Photo:Tsukimimoon-viewing-party by Katorisi

Tsukimimoon-viewing-party : Photo by Katorisi

 

 

It is the harvest season now, so “中秋の名月” is also called a harvest moon.

Traditionally, we celebrate this day by offering rice dumplings called “月見団子(tsukimi-dango : moon-viewing dumplings)” and harvested products like satoimo (Japanese taro root) and chestnuts to the moon and by observing and appreciating the beauty of the moon.

 

 

 

 

 

 

 

 

Photo:Rabbit in the moon standing by pot by Zeimusu

Rabbit in the moon standing by pot : Photo by Zeimusu

 

In Japan, there is a popular folklore which says that there are rabbits on the moon. We Japanese often look up at the moon and say, “Look, rabbits are pounding mochi (rice cake) on the moon.”

It is said this folklore has its origin in one of the tales of Konjaku Monogatari (Anthology of Tales from the Past), which is a collection of over 1,000 tales written in the Heian period (794~1185).

It featured a rabbit which jumped into a fire and tried to sacrifice itself to offer its own body as food to a poor starving old man (actually one of the Buddhist gods), and was later sent up to the moon by the Buddhist god who was moved by the rabbit’s sacrifice and hoped to make people aware of its honorable deed.

 

 

 

 

harvest display seven autumn flowersAround this season, in order to celebrate the year’s harvest, displays are set up and events are held throughout Japan.

This picture is a display set up in the nearby park.

Freshly-harvested vegetables and fruites including pumpkins, sweet potatoes, and Japanese persimmons are placed in the baskets, and around them, seven autumn flowers are blooming.

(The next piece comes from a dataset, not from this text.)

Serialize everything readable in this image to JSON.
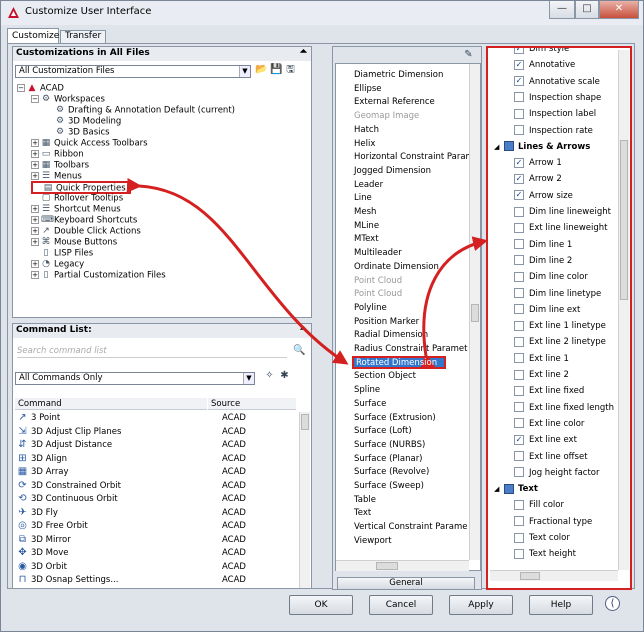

Tall Japanese silver grass (Susuki) is shaking in the wind.

 

 

Rich harvest and comfortable fine autumn weather—it’s the season when people  thank for the blessings of nature and feel the joy of living.

 

 

 

Seven autumn flowers

Photo: Hagi by Miya.m

Hagi : Photo by Miya.m

Photo: Kuzu by BotMultichill

Kuzu : Photo by BotMultichill

 

 

 

 

 

 

 

 

Photo: Susuki(Obana) by 663highland

Susuki(Obana) : Photo by 663highland

Photo: Ominaeshi by KENPEI

Ominaeshi : Photo by KENPEI

 

 

 

 

 

 

 

 

Photo: Nadeshiko by Alpsdake

Nadeshiko : Photo by Alpsdake

Photo: Fujibakama by Koba-chan

Fujibakama : Photo by Koba-chan

 

 

 

 

 

 

 

 

 

 

Photo: Kikyo by Miya

Kikyo : Photo by Miya